→ **Assignment**
Copy out each line of the data that contains "name".

→ **Items listed in a dataset**
+-------+

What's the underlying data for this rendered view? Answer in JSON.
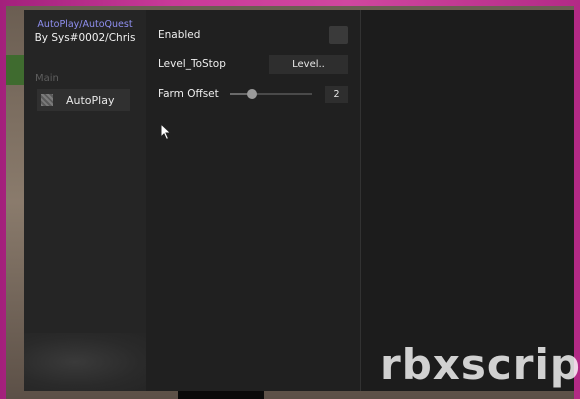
{
  "window": {
    "title_line1": "AutoPlay/AutoQuest",
    "title_line2": "By Sys#0002/Chris"
  },
  "sidebar": {
    "section_label": "Main",
    "items": [
      {
        "label": "AutoPlay",
        "icon": "tab-icon"
      }
    ]
  },
  "settings": {
    "enabled": {
      "label": "Enabled",
      "checked": false
    },
    "level_to_stop": {
      "label": "Level_ToStop",
      "value": "Level.."
    },
    "farm_offset": {
      "label": "Farm Offset",
      "value": "2",
      "slider_fraction": 0.27
    }
  },
  "watermark": "rbxscrip",
  "colors": {
    "accent_title": "#8f8ff0",
    "background_frame": "#c93a98"
  }
}
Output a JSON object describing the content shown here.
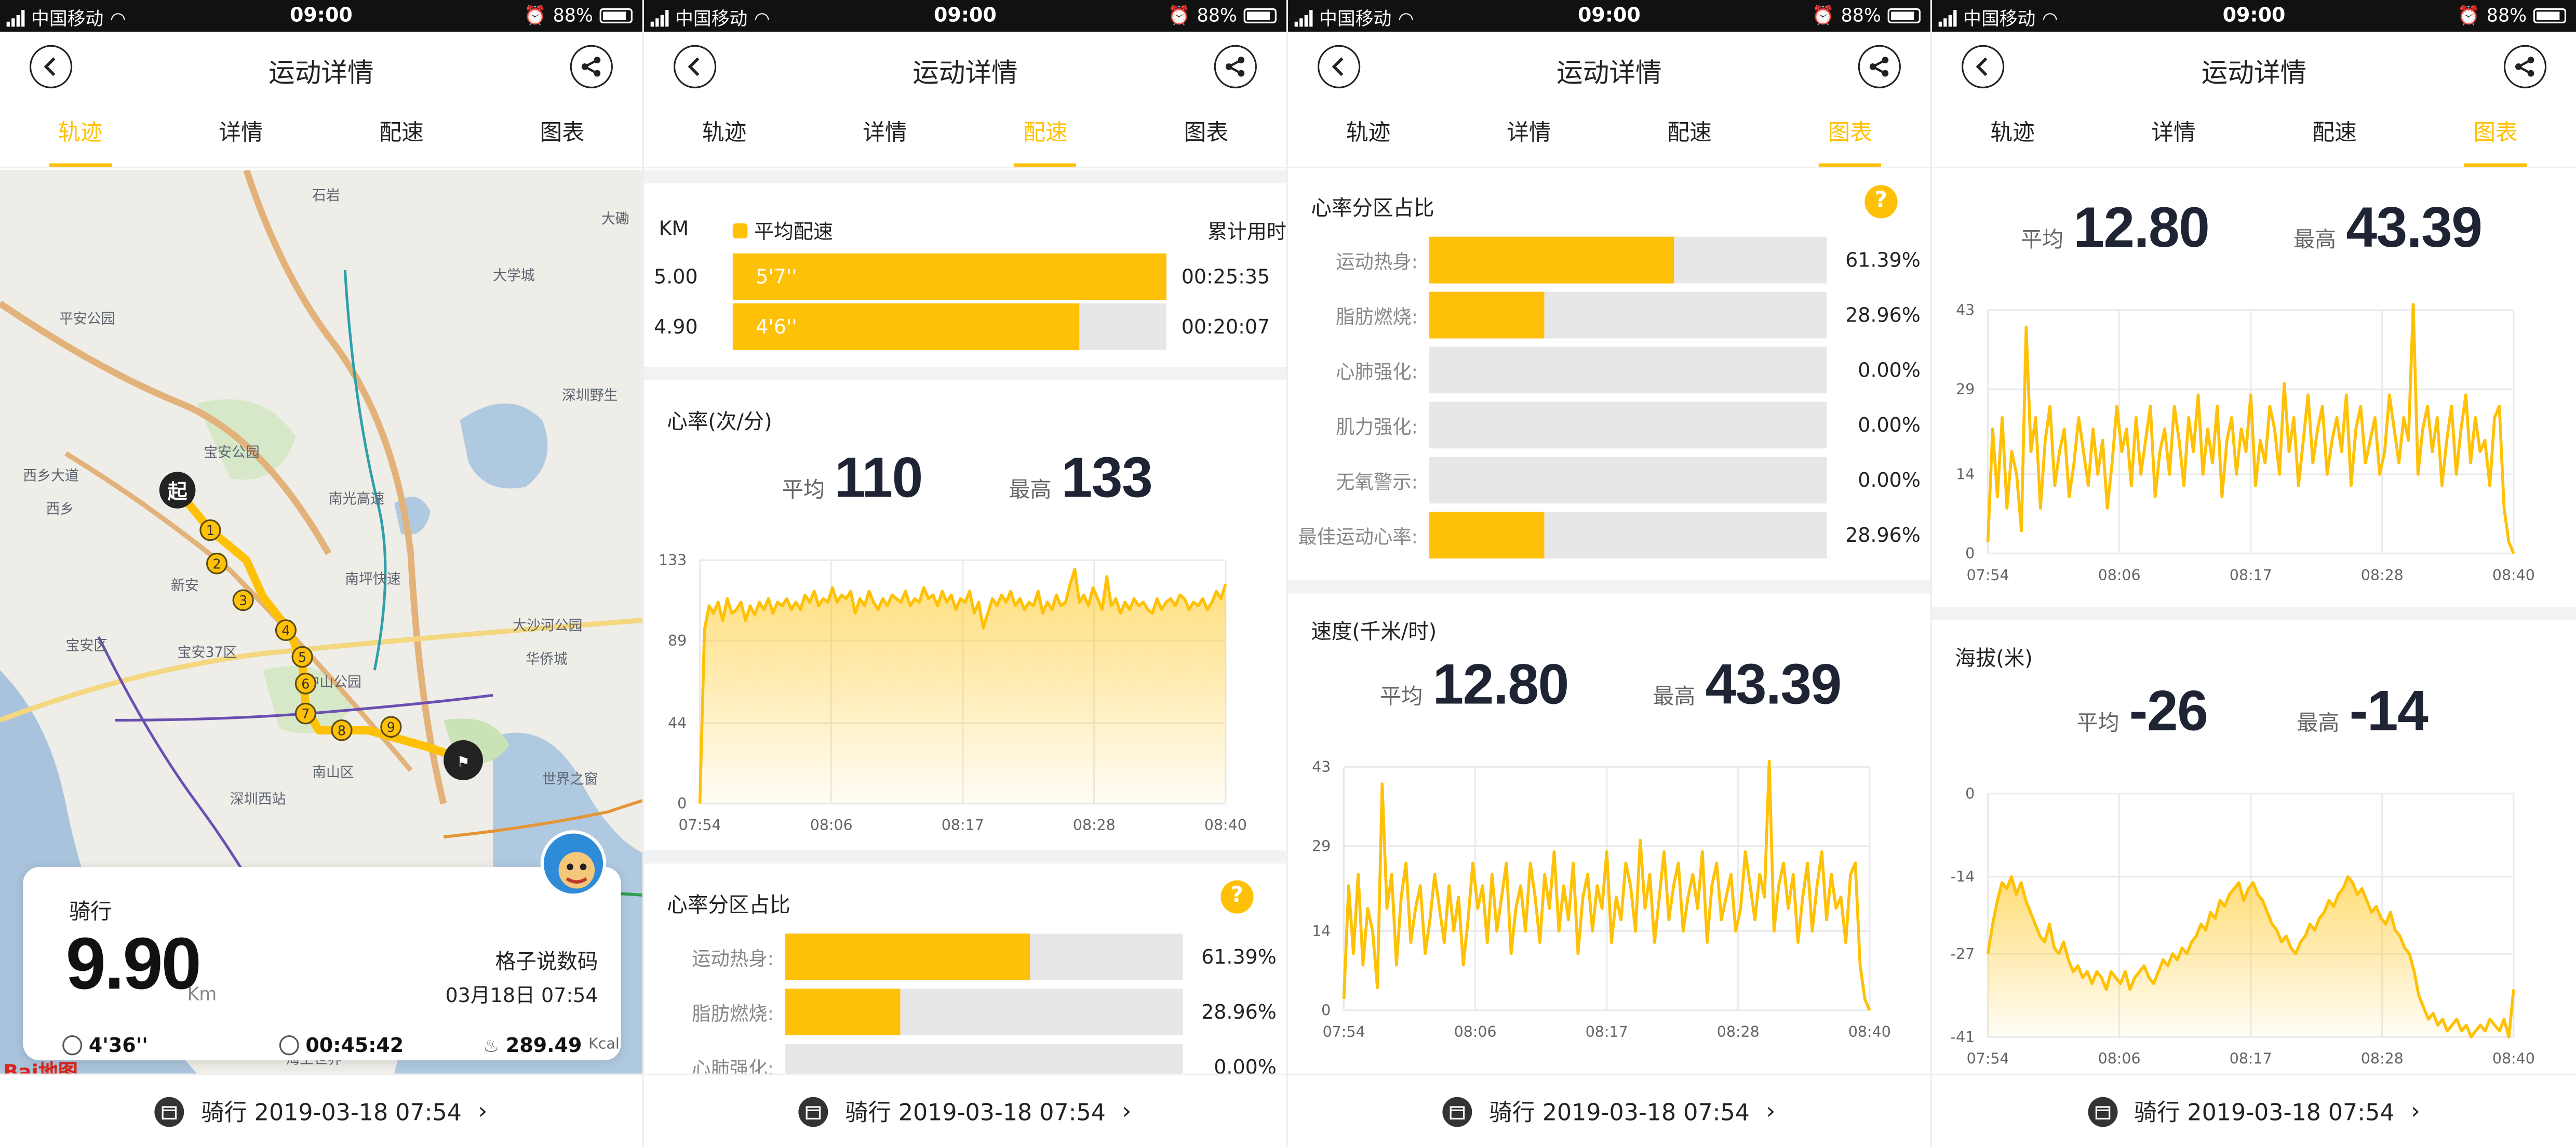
{
  "status": {
    "carrier": "中国移动",
    "time": "09:00",
    "battery": "88%"
  },
  "nav": {
    "title": "运动详情"
  },
  "tabs": [
    "轨迹",
    "详情",
    "配速",
    "图表"
  ],
  "bottom": {
    "label": "骑行 2019-03-18 07:54"
  },
  "colors": {
    "accent": "#FFC107",
    "ink": "#1E2433"
  },
  "track": {
    "activity": "骑行",
    "distance": "9.90",
    "distance_unit": "Km",
    "user": "格子说数码",
    "date": "03月18日 07:54",
    "pace": "4'36''",
    "duration": "00:45:42",
    "calories": "289.49",
    "calories_unit": "Kcal",
    "start_label": "起",
    "markers": [
      "1",
      "2",
      "3",
      "4",
      "5",
      "6",
      "7",
      "8",
      "9"
    ],
    "map_labels": [
      "西乡大道",
      "平安公园",
      "宝安公园",
      "西乡",
      "新安",
      "宝安区",
      "宝安37区",
      "南光高速",
      "南坪快速",
      "中山公园",
      "南山区",
      "深圳西站",
      "大沙河公园",
      "华侨城",
      "世界之窗",
      "深圳野生",
      "大磡",
      "石岩",
      "海上世界",
      "大学城"
    ],
    "map_logo": "Bai地图"
  },
  "pace": {
    "col_km": "KM",
    "col_avg": "平均配速",
    "col_cum": "累计用时",
    "rows": [
      {
        "km": "5.00",
        "pace": "5'7''",
        "fraction": 1.0,
        "cum": "00:25:35"
      },
      {
        "km": "4.90",
        "pace": "4'6''",
        "fraction": 0.8,
        "cum": "00:20:07"
      }
    ]
  },
  "heart": {
    "title": "心率(次/分)",
    "avg_label": "平均",
    "avg": "110",
    "max_label": "最高",
    "max": "133"
  },
  "zones": {
    "title": "心率分区占比",
    "help": "?",
    "rows": [
      {
        "name": "运动热身:",
        "pct": "61.39%",
        "value": 0.6139
      },
      {
        "name": "脂肪燃烧:",
        "pct": "28.96%",
        "value": 0.2896
      },
      {
        "name": "心肺强化:",
        "pct": "0.00%",
        "value": 0
      },
      {
        "name": "肌力强化:",
        "pct": "0.00%",
        "value": 0
      },
      {
        "name": "无氧警示:",
        "pct": "0.00%",
        "value": 0
      },
      {
        "name": "最佳运动心率:",
        "pct": "28.96%",
        "value": 0.2896
      }
    ]
  },
  "speed": {
    "title": "速度(千米/时)",
    "avg_label": "平均",
    "avg": "12.80",
    "max_label": "最高",
    "max": "43.39"
  },
  "altitude": {
    "title": "海拔(米)",
    "avg_label": "平均",
    "avg": "-26",
    "max_label": "最高",
    "max": "-14"
  },
  "chart_data": [
    {
      "type": "area",
      "title": "心率(次/分)",
      "x_ticks": [
        "07:54",
        "08:06",
        "08:17",
        "08:28",
        "08:40"
      ],
      "y_ticks": [
        0,
        44,
        89,
        133
      ],
      "ylim": [
        0,
        133
      ],
      "grid": true,
      "values": [
        0,
        95,
        108,
        104,
        110,
        100,
        112,
        104,
        106,
        110,
        100,
        108,
        103,
        110,
        106,
        112,
        104,
        110,
        108,
        112,
        106,
        110,
        106,
        114,
        110,
        116,
        108,
        112,
        110,
        118,
        110,
        114,
        112,
        116,
        104,
        112,
        108,
        116,
        110,
        106,
        112,
        108,
        114,
        112,
        110,
        116,
        108,
        112,
        110,
        118,
        112,
        114,
        108,
        116,
        110,
        114,
        106,
        112,
        110,
        116,
        104,
        110,
        96,
        104,
        112,
        108,
        114,
        110,
        116,
        108,
        112,
        106,
        110,
        108,
        116,
        104,
        110,
        106,
        114,
        108,
        110,
        120,
        128,
        110,
        114,
        108,
        118,
        112,
        106,
        124,
        108,
        112,
        104,
        110,
        106,
        112,
        108,
        110,
        106,
        104,
        112,
        106,
        110,
        112,
        108,
        114,
        112,
        106,
        110,
        108,
        112,
        106,
        110,
        116,
        112,
        120
      ]
    },
    {
      "type": "line",
      "title": "速度(千米/时)",
      "x_ticks": [
        "07:54",
        "08:06",
        "08:17",
        "08:28",
        "08:40"
      ],
      "y_ticks": [
        0,
        14,
        29,
        43
      ],
      "ylim": [
        0,
        43
      ],
      "grid": true,
      "values": [
        2,
        22,
        10,
        24,
        8,
        18,
        14,
        4,
        40,
        18,
        24,
        8,
        20,
        26,
        12,
        18,
        22,
        10,
        16,
        24,
        18,
        12,
        22,
        14,
        20,
        8,
        16,
        26,
        18,
        22,
        12,
        24,
        14,
        20,
        26,
        10,
        18,
        22,
        14,
        26,
        20,
        12,
        24,
        18,
        28,
        14,
        22,
        16,
        26,
        10,
        20,
        24,
        14,
        22,
        18,
        28,
        12,
        20,
        16,
        26,
        22,
        14,
        30,
        18,
        24,
        12,
        20,
        28,
        16,
        22,
        26,
        14,
        20,
        24,
        18,
        28,
        12,
        22,
        26,
        16,
        20,
        24,
        14,
        18,
        28,
        22,
        16,
        24,
        20,
        44,
        14,
        22,
        26,
        18,
        24,
        12,
        20,
        26,
        14,
        22,
        28,
        16,
        24,
        18,
        20,
        12,
        24,
        26,
        8,
        2,
        0
      ]
    },
    {
      "type": "area",
      "title": "海拔(米)",
      "x_ticks": [
        "07:54",
        "08:06",
        "08:17",
        "08:28",
        "08:40"
      ],
      "y_ticks": [
        0,
        -14,
        -27,
        -41
      ],
      "ylim": [
        -41,
        0
      ],
      "grid": true,
      "values": [
        -27,
        -22,
        -18,
        -15,
        -16,
        -14,
        -17,
        -15,
        -18,
        -20,
        -22,
        -24,
        -25,
        -22,
        -26,
        -27,
        -25,
        -28,
        -30,
        -29,
        -31,
        -30,
        -32,
        -30,
        -31,
        -33,
        -30,
        -31,
        -32,
        -30,
        -33,
        -31,
        -30,
        -29,
        -31,
        -32,
        -30,
        -28,
        -29,
        -27,
        -28,
        -26,
        -27,
        -25,
        -24,
        -22,
        -23,
        -20,
        -21,
        -18,
        -19,
        -17,
        -16,
        -15,
        -18,
        -16,
        -15,
        -17,
        -18,
        -20,
        -22,
        -23,
        -25,
        -24,
        -26,
        -27,
        -25,
        -24,
        -22,
        -23,
        -21,
        -20,
        -18,
        -19,
        -17,
        -16,
        -14,
        -15,
        -17,
        -16,
        -18,
        -20,
        -19,
        -21,
        -22,
        -20,
        -23,
        -24,
        -26,
        -27,
        -30,
        -34,
        -36,
        -38,
        -37,
        -39,
        -38,
        -40,
        -39,
        -38,
        -40,
        -39,
        -41,
        -40,
        -39,
        -40,
        -38,
        -39,
        -40,
        -38,
        -41,
        -33
      ]
    }
  ]
}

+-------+

→ **Written answer**
        "name": "运动热身:",
        "name": "脂肪燃烧:",
        "name": "心肺强化:",
        "name": "肌力强化:",
        "name": "无氧警示:",
        "name": "最佳运动心率:",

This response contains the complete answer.